In a nostalgic look at past glories, this season sees the revival of a double bill from the Sixties: Strindberg's hard-hitting exploration of sexual politics and social stratification, coupled with Peter Shaffer's frantic farce.
Rebecca Lenkiewicz's new adaption of Miss Julie, transported to Yorkshire, looks to breathe new life into Strindberg's text, but while the heady mix of female sexuality and class warfare would have made for a powerful cocktail in the 1880s, the play has lost much of its punch.
Shaun Evans, rather too young to play the valet Jean, has a blunt, Northern manner, which rather put me in mind of Monty Python's four Yorkshiremen – there was certainly little of the predatory menace of the character. Rosalie Craig's Julie doesn't convince either. In the programme, Lenkiewicz writes about the power of female desire but Craig is too mannered, mildy flirtatious rather than driven by any passion.
But while Miss Julie is lacking in dramatic power, Black Comedy sparkles. The central concept of the play, set in a Kensington flat after a fuse is blown, is that the actors play in darkness when it's light, and totally lit when they're in the dark.
Director Jamie Glover expertly choreographs the evening, slickly keeping the farce moving. At the heart of it, Paul Ready's sculptor, juggling a complicated love life and forced to move furniture between flats, gets more flustered as his evening unwinds – it's a nicely judged portrayal of a man losing all control.
What is really impressive is that Shaffer has populated the flat with a host of stereotypes - the mini-skirted deb, the peppery colonel, the rather camp antiques lover - and yet the cast don't resort to caricatures, particularly Shaun Evans' 'artistic' neighbour, who could have ended up sounding like Julian or Sandy from Round the Horne.
Much of the evening is stolen by Marcia Warren's neighbour, getting increasingly drunk on 'bitter lemon' but Rosalie Craig, as the gate-crashing spurned lover, returning from Scandinavia, displays a level of sexuality I wish she'd impart to Miss Julie on her trip up north.
It's a strange double bill: not so much because of the widely differing subject matter but in the production.
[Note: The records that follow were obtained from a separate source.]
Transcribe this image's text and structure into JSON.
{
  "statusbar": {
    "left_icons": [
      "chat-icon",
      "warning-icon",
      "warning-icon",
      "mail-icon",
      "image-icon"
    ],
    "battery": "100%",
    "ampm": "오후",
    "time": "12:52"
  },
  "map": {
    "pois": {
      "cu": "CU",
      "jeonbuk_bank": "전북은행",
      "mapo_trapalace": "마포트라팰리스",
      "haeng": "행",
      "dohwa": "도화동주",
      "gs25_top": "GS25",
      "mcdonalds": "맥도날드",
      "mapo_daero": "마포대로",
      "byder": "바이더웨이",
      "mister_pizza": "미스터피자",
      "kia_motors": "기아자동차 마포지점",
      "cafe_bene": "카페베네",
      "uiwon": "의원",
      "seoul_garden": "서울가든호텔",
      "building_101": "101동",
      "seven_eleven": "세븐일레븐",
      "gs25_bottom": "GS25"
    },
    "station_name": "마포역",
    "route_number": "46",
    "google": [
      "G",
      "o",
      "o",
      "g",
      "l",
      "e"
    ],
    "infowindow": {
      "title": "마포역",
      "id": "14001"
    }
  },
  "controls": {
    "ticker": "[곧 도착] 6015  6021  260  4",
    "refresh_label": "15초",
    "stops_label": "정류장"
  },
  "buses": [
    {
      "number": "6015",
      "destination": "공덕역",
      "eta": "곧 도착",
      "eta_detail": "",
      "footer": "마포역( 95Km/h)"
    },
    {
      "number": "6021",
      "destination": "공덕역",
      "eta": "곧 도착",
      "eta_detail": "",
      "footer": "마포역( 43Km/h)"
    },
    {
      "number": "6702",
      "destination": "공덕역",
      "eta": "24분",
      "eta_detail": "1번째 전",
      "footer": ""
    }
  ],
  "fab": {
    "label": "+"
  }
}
While the Strindberg retains little of its menace, Black Comedy is brilliantly funny, scarcely ageing over the past 50 years.